**EXERCISE INSTRUCTIONS:**
If an entry holds a picture, leave the picture out and copy the rest exactly.

**Items from an interface collection:**
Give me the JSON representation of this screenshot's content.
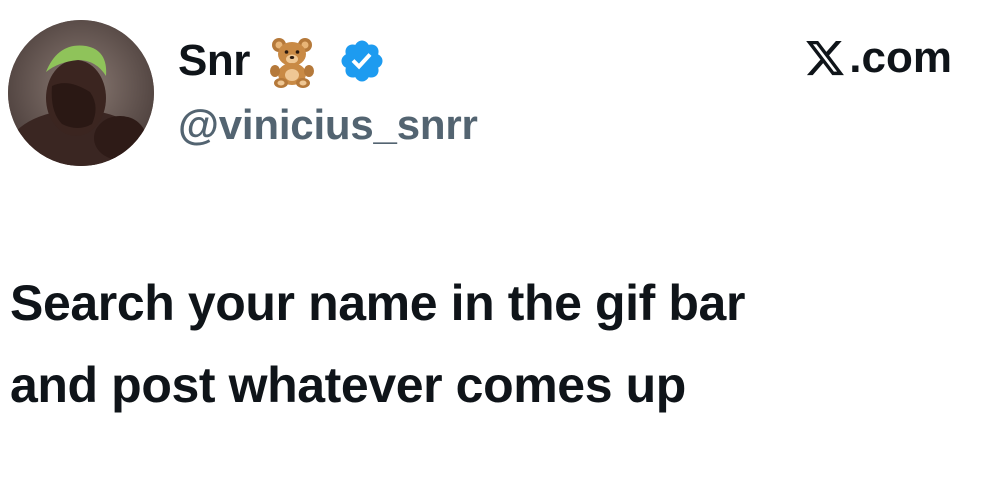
{
  "author": {
    "display_name": "Snr",
    "handle": "@vinicius_snrr",
    "name_emoji": "teddy-bear-icon",
    "verified_badge": "verified-icon",
    "verified_color": "#1d9bf0"
  },
  "source": {
    "site_suffix": ".com",
    "logo": "x-logo-icon"
  },
  "post": {
    "line1": "Search your name in the gif bar",
    "line2": "and post whatever comes up"
  },
  "colors": {
    "text": "#0f1419",
    "handle": "#536471",
    "background": "#ffffff"
  }
}
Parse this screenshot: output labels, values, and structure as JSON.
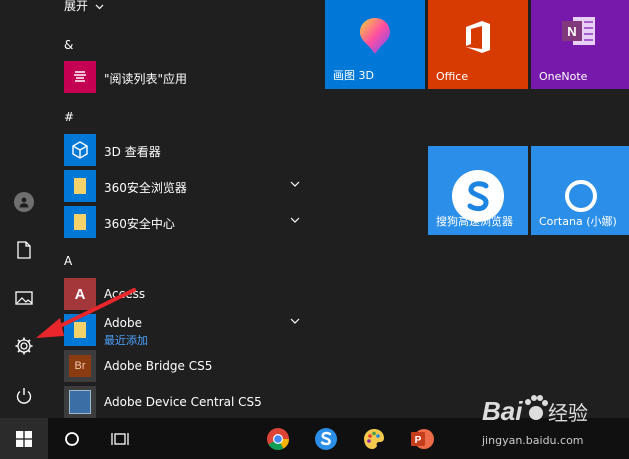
{
  "applist": {
    "expand_label": "展开",
    "groups": [
      {
        "letter": "&"
      },
      {
        "letter": "#"
      },
      {
        "letter": "A"
      }
    ],
    "items": [
      {
        "label": "\"阅读列表\"应用"
      },
      {
        "label": "3D 查看器"
      },
      {
        "label": "360安全浏览器"
      },
      {
        "label": "360安全中心"
      },
      {
        "label": "Access"
      },
      {
        "label": "Adobe",
        "sub": "最近添加"
      },
      {
        "label": "Adobe Bridge CS5"
      },
      {
        "label": "Adobe Device Central CS5"
      }
    ]
  },
  "tiles": [
    {
      "label": "画图 3D",
      "color": "#0078d7"
    },
    {
      "label": "Office",
      "color": "#d83b01"
    },
    {
      "label": "OneNote",
      "color": "#7719aa"
    },
    {
      "label": "搜狗高速浏览器",
      "color": "#2b8ee8"
    },
    {
      "label": "Cortana (小娜)",
      "color": "#2b8ee8"
    }
  ],
  "colors": {
    "accent": "#0078d7",
    "arrow": "#e8262b",
    "folder": "#f2d26b",
    "reading_list": "#c30052",
    "access": "#a4373a",
    "bridge": "#8a3b12",
    "device_central": "#3a6ea5"
  },
  "icons": [
    "user-icon",
    "document-icon",
    "pictures-icon",
    "settings-icon",
    "power-icon",
    "windows-icon",
    "cortana-icon",
    "task-view-icon",
    "chrome-icon",
    "sogou-icon",
    "paint-icon",
    "powerpoint-icon"
  ],
  "watermark": {
    "text": "jingyan.baidu.com",
    "logo_text": "Bai",
    "logo_text2": "经验"
  }
}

**OUTPUT OF THE TASK:**
Give me the JSON representation of this screenshot's content.
{
  "author": {
    "display_name": "Snr",
    "handle": "@vinicius_snrr",
    "name_emoji": "teddy-bear-icon",
    "verified_badge": "verified-icon",
    "verified_color": "#1d9bf0"
  },
  "source": {
    "site_suffix": ".com",
    "logo": "x-logo-icon"
  },
  "post": {
    "line1": "Search your name in the gif bar",
    "line2": "and post whatever comes up"
  },
  "colors": {
    "text": "#0f1419",
    "handle": "#536471",
    "background": "#ffffff"
  }
}
Parse this screenshot: output labels, values, and structure as JSON.
{
  "applist": {
    "expand_label": "展开",
    "groups": [
      {
        "letter": "&"
      },
      {
        "letter": "#"
      },
      {
        "letter": "A"
      }
    ],
    "items": [
      {
        "label": "\"阅读列表\"应用"
      },
      {
        "label": "3D 查看器"
      },
      {
        "label": "360安全浏览器"
      },
      {
        "label": "360安全中心"
      },
      {
        "label": "Access"
      },
      {
        "label": "Adobe",
        "sub": "最近添加"
      },
      {
        "label": "Adobe Bridge CS5"
      },
      {
        "label": "Adobe Device Central CS5"
      }
    ]
  },
  "tiles": [
    {
      "label": "画图 3D",
      "color": "#0078d7"
    },
    {
      "label": "Office",
      "color": "#d83b01"
    },
    {
      "label": "OneNote",
      "color": "#7719aa"
    },
    {
      "label": "搜狗高速浏览器",
      "color": "#2b8ee8"
    },
    {
      "label": "Cortana (小娜)",
      "color": "#2b8ee8"
    }
  ],
  "colors": {
    "accent": "#0078d7",
    "arrow": "#e8262b",
    "folder": "#f2d26b",
    "reading_list": "#c30052",
    "access": "#a4373a",
    "bridge": "#8a3b12",
    "device_central": "#3a6ea5"
  },
  "icons": [
    "user-icon",
    "document-icon",
    "pictures-icon",
    "settings-icon",
    "power-icon",
    "windows-icon",
    "cortana-icon",
    "task-view-icon",
    "chrome-icon",
    "sogou-icon",
    "paint-icon",
    "powerpoint-icon"
  ],
  "watermark": {
    "text": "jingyan.baidu.com",
    "logo_text": "Bai",
    "logo_text2": "经验"
  }
}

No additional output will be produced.